> _Records supplied_:
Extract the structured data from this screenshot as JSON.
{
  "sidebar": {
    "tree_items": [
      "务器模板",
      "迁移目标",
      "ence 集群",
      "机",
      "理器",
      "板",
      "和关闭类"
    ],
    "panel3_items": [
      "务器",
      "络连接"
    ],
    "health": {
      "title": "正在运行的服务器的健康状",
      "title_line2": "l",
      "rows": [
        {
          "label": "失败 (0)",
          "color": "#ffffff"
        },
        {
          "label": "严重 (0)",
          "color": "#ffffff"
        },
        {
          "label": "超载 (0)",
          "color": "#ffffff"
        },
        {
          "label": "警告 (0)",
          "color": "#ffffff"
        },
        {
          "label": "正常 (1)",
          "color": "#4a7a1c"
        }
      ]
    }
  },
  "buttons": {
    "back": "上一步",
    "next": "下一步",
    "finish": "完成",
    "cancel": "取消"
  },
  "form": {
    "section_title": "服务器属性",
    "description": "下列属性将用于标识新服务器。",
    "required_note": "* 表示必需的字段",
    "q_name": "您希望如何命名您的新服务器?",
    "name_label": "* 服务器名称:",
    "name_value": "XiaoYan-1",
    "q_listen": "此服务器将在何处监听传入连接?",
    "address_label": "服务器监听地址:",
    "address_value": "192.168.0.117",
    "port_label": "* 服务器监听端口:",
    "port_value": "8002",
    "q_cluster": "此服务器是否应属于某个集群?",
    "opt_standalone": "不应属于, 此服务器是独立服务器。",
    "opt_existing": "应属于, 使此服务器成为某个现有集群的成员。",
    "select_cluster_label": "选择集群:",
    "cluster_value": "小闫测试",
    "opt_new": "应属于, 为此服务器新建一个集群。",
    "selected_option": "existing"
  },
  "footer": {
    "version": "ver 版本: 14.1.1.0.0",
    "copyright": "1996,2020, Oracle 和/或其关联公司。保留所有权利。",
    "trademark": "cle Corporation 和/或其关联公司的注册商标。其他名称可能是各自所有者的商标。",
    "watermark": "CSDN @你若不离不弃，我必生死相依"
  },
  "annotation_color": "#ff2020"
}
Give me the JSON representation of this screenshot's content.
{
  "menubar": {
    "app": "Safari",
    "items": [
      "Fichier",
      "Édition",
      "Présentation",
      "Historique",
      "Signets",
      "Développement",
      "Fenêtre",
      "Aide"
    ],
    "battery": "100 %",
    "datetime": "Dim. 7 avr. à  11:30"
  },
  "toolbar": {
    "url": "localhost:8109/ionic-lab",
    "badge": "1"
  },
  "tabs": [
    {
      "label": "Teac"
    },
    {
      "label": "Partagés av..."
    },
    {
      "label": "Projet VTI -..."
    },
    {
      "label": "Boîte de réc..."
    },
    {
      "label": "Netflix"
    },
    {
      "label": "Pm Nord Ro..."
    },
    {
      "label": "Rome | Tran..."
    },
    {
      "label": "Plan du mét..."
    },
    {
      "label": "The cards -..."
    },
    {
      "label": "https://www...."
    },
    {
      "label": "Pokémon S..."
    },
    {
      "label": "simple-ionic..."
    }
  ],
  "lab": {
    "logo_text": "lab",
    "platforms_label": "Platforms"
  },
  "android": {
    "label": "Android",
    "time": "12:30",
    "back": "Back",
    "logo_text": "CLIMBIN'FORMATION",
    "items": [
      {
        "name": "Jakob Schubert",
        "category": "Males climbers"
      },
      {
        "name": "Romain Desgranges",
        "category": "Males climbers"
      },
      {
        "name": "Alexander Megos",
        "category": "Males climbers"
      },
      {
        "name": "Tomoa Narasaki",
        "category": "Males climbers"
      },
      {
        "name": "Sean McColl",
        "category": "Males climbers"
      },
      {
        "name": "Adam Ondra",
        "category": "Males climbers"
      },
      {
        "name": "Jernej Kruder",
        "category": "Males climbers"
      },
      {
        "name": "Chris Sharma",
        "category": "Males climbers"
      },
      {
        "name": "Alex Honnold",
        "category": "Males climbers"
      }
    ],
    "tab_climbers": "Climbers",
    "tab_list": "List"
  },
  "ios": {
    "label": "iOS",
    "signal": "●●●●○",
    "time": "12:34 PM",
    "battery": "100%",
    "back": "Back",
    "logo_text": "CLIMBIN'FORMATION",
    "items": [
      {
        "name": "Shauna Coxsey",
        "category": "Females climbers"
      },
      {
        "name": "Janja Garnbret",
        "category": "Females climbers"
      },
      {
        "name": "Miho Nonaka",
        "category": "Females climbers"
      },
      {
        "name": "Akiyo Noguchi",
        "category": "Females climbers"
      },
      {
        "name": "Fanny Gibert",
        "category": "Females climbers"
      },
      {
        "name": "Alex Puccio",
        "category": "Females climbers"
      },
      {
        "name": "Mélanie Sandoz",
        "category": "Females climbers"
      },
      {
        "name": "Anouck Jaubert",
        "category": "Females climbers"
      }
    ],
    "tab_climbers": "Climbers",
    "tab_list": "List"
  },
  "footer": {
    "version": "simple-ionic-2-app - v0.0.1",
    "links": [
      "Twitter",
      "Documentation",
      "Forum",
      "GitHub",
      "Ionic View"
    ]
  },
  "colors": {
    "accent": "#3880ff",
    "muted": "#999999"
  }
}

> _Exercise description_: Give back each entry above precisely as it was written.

> _Exercise solution_:
Extract the structured data from this screenshot as JSON.
{
  "sidebar": {
    "tree_items": [
      "务器模板",
      "迁移目标",
      "ence 集群",
      "机",
      "理器",
      "板",
      "和关闭类"
    ],
    "panel3_items": [
      "务器",
      "络连接"
    ],
    "health": {
      "title": "正在运行的服务器的健康状",
      "title_line2": "l",
      "rows": [
        {
          "label": "失败 (0)",
          "color": "#ffffff"
        },
        {
          "label": "严重 (0)",
          "color": "#ffffff"
        },
        {
          "label": "超载 (0)",
          "color": "#ffffff"
        },
        {
          "label": "警告 (0)",
          "color": "#ffffff"
        },
        {
          "label": "正常 (1)",
          "color": "#4a7a1c"
        }
      ]
    }
  },
  "buttons": {
    "back": "上一步",
    "next": "下一步",
    "finish": "完成",
    "cancel": "取消"
  },
  "form": {
    "section_title": "服务器属性",
    "description": "下列属性将用于标识新服务器。",
    "required_note": "* 表示必需的字段",
    "q_name": "您希望如何命名您的新服务器?",
    "name_label": "* 服务器名称:",
    "name_value": "XiaoYan-1",
    "q_listen": "此服务器将在何处监听传入连接?",
    "address_label": "服务器监听地址:",
    "address_value": "192.168.0.117",
    "port_label": "* 服务器监听端口:",
    "port_value": "8002",
    "q_cluster": "此服务器是否应属于某个集群?",
    "opt_standalone": "不应属于, 此服务器是独立服务器。",
    "opt_existing": "应属于, 使此服务器成为某个现有集群的成员。",
    "select_cluster_label": "选择集群:",
    "cluster_value": "小闫测试",
    "opt_new": "应属于, 为此服务器新建一个集群。",
    "selected_option": "existing"
  },
  "footer": {
    "version": "ver 版本: 14.1.1.0.0",
    "copyright": "1996,2020, Oracle 和/或其关联公司。保留所有权利。",
    "trademark": "cle Corporation 和/或其关联公司的注册商标。其他名称可能是各自所有者的商标。",
    "watermark": "CSDN @你若不离不弃，我必生死相依"
  },
  "annotation_color": "#ff2020"
}
Give me the JSON representation of this screenshot's content.
{
  "menubar": {
    "app": "Safari",
    "items": [
      "Fichier",
      "Édition",
      "Présentation",
      "Historique",
      "Signets",
      "Développement",
      "Fenêtre",
      "Aide"
    ],
    "battery": "100 %",
    "datetime": "Dim. 7 avr. à  11:30"
  },
  "toolbar": {
    "url": "localhost:8109/ionic-lab",
    "badge": "1"
  },
  "tabs": [
    {
      "label": "Teac"
    },
    {
      "label": "Partagés av..."
    },
    {
      "label": "Projet VTI -..."
    },
    {
      "label": "Boîte de réc..."
    },
    {
      "label": "Netflix"
    },
    {
      "label": "Pm Nord Ro..."
    },
    {
      "label": "Rome | Tran..."
    },
    {
      "label": "Plan du mét..."
    },
    {
      "label": "The cards -..."
    },
    {
      "label": "https://www...."
    },
    {
      "label": "Pokémon S..."
    },
    {
      "label": "simple-ionic..."
    }
  ],
  "lab": {
    "logo_text": "lab",
    "platforms_label": "Platforms"
  },
  "android": {
    "label": "Android",
    "time": "12:30",
    "back": "Back",
    "logo_text": "CLIMBIN'FORMATION",
    "items": [
      {
        "name": "Jakob Schubert",
        "category": "Males climbers"
      },
      {
        "name": "Romain Desgranges",
        "category": "Males climbers"
      },
      {
        "name": "Alexander Megos",
        "category": "Males climbers"
      },
      {
        "name": "Tomoa Narasaki",
        "category": "Males climbers"
      },
      {
        "name": "Sean McColl",
        "category": "Males climbers"
      },
      {
        "name": "Adam Ondra",
        "category": "Males climbers"
      },
      {
        "name": "Jernej Kruder",
        "category": "Males climbers"
      },
      {
        "name": "Chris Sharma",
        "category": "Males climbers"
      },
      {
        "name": "Alex Honnold",
        "category": "Males climbers"
      }
    ],
    "tab_climbers": "Climbers",
    "tab_list": "List"
  },
  "ios": {
    "label": "iOS",
    "signal": "●●●●○",
    "time": "12:34 PM",
    "battery": "100%",
    "back": "Back",
    "logo_text": "CLIMBIN'FORMATION",
    "items": [
      {
        "name": "Shauna Coxsey",
        "category": "Females climbers"
      },
      {
        "name": "Janja Garnbret",
        "category": "Females climbers"
      },
      {
        "name": "Miho Nonaka",
        "category": "Females climbers"
      },
      {
        "name": "Akiyo Noguchi",
        "category": "Females climbers"
      },
      {
        "name": "Fanny Gibert",
        "category": "Females climbers"
      },
      {
        "name": "Alex Puccio",
        "category": "Females climbers"
      },
      {
        "name": "Mélanie Sandoz",
        "category": "Females climbers"
      },
      {
        "name": "Anouck Jaubert",
        "category": "Females climbers"
      }
    ],
    "tab_climbers": "Climbers",
    "tab_list": "List"
  },
  "footer": {
    "version": "simple-ionic-2-app - v0.0.1",
    "links": [
      "Twitter",
      "Documentation",
      "Forum",
      "GitHub",
      "Ionic View"
    ]
  },
  "colors": {
    "accent": "#3880ff",
    "muted": "#999999"
  }
}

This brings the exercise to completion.